JACK: Yeah, me too. I also didn’t buy the sequence that takes place following the exorcism when Father Amorth, who kind of warrants his own documentary focusing on just his life, has taken ill and Friedkin says he went to Rome to speak with the woman and was attacked in this church by her and her boyfriend while she was allegedly having a demonic episode. Friedkin says he wasn’t able to record the footage and just recounts the incident with cuts and color patterns that seem more similar to an episode of Ghost Adventures rather than from the director of Sorcerer and The Exorcist.
ZACH: I agree that the episode he details is incredibly fishy. That seemed like the interesting moment we all wanted to see and it happened “off camera.” But I think what is compelling about this documentary is the concept of faith and belief, and what putting your belief in something truly means. All of the doctors couldn’t say for certain whether or not this woman suffered from brain damage or a mental illness. It engages with the calming factor of religion and how we cling to our faith to make sense of the unexplained. In a way, Friedkin’s work in this film akins back to the beginnings of film, namely Dziga Vertov’s Man with a Movie Camera, which was a movie I kept thinking about after this one. The camera is this conduit into the surreal, and even though this was a documentary, there was this surrealist element to it. The way this woman thrashes and rages, and the way her family fully puts their faith and belief in Father Amorth and his work seem to work hand-in-hand with how we put our faith in the person with the movie camera to show us something that we may not see anywhere else. I think in a way, the cinema is a religion all its own, and we fall under its allure and its comfort in the face of the uncertainty of life much like these people cling to their religion. That’s just where this movie spoke to me.

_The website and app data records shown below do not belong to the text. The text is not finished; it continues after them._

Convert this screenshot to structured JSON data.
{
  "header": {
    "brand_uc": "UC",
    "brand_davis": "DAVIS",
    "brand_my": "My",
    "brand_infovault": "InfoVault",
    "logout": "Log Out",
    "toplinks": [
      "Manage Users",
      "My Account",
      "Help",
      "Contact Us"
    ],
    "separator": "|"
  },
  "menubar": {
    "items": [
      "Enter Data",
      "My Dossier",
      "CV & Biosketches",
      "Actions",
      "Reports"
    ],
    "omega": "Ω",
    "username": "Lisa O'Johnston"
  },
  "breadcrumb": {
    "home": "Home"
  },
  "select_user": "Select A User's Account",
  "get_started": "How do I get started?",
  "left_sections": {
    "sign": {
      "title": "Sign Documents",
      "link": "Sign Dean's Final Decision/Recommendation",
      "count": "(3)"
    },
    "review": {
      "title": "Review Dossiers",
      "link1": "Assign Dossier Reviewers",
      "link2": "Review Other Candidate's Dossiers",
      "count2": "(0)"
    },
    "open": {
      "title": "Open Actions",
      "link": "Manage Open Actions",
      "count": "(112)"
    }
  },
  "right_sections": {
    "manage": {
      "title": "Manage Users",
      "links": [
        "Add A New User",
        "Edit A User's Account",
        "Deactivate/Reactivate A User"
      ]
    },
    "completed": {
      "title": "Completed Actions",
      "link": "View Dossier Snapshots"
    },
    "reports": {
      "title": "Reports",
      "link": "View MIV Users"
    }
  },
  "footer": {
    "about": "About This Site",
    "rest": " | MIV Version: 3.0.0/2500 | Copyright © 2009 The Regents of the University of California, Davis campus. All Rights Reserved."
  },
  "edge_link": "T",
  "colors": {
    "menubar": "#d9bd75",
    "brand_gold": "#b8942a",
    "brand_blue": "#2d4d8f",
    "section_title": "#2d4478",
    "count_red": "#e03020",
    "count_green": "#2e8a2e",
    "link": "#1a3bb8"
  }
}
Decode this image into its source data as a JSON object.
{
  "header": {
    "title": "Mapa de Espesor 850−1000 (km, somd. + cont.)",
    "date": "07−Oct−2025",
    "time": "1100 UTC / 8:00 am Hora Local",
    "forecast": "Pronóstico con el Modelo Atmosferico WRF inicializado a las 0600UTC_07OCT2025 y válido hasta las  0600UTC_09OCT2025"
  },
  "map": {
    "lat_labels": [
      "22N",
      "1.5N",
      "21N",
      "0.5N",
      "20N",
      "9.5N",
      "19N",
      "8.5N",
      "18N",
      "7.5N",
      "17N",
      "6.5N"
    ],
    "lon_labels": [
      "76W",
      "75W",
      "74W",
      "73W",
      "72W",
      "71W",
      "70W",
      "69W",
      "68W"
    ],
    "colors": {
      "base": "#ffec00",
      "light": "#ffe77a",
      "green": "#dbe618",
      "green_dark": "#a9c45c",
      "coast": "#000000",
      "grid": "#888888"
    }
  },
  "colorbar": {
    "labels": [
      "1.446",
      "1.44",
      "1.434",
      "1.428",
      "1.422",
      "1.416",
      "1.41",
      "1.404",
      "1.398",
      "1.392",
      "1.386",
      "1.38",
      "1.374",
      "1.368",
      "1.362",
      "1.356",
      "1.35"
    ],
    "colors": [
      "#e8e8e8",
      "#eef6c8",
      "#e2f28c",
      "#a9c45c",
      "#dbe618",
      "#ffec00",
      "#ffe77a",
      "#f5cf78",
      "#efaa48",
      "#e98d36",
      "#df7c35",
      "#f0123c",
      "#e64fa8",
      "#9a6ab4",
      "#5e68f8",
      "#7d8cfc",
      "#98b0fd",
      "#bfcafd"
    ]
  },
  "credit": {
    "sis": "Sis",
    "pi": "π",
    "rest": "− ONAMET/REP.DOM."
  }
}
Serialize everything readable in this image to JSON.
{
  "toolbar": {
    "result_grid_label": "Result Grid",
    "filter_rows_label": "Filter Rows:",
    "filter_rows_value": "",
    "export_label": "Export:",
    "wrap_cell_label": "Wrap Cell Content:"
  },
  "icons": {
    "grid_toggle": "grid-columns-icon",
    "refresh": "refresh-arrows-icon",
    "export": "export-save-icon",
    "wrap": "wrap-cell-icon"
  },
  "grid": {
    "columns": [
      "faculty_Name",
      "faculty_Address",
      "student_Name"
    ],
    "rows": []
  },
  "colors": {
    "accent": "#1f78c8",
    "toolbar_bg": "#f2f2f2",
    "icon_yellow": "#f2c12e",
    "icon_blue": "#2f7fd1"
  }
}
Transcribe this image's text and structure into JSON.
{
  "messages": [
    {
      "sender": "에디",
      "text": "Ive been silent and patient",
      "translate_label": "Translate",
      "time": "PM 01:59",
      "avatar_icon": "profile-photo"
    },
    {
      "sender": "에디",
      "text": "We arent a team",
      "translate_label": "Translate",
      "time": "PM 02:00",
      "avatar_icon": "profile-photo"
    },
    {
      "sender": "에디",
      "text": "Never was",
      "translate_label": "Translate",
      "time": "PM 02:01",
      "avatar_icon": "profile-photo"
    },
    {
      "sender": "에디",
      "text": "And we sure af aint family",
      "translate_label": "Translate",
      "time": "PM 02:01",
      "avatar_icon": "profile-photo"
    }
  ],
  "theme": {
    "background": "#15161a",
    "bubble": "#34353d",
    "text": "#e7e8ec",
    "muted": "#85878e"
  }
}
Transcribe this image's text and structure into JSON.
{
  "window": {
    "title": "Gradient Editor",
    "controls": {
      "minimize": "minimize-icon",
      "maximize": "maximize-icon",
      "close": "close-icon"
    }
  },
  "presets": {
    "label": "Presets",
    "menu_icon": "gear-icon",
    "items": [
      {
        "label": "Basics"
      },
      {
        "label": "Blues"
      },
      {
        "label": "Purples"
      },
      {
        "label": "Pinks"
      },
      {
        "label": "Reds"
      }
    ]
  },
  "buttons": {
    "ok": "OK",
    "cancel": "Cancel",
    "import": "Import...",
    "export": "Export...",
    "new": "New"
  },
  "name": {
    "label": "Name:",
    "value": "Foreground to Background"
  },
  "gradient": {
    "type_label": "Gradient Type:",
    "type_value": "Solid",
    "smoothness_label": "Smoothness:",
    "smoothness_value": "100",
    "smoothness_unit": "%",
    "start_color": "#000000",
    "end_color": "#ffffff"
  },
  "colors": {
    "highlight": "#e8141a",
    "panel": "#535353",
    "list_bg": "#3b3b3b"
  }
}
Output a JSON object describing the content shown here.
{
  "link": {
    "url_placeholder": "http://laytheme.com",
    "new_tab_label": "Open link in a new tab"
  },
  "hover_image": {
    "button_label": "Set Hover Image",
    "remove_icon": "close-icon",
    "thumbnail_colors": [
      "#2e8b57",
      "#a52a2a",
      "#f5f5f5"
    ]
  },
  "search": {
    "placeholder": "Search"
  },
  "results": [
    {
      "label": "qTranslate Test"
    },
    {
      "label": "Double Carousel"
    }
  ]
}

JACK: It spoke to you much more eloquently than the possessed woman did.
ZACH: Funny. But in all seriousness, I enjoyed (for the most part) the slate of films that showed at this year’s Chattanooga Film Festival. At the beginning, we mentioned that the theme that we felt ran through most of the films was this idea of distorted reality and after watching all of them, I thought a lot about the role movies play and how they influence our perception of the world around us. It’s curious that this seems to happen most in genre films so that’s probably why we saw so many movies that seemed to fit this mold in a festival filled with an eclectic genre offering.
JACK: Agreed. I didn’t love every movie that we saw, but like you said at the beginning, it is nice to know there’s this specific event in Chattanooga happening and bringing attention to movies that the people there wouldn’t see otherwise.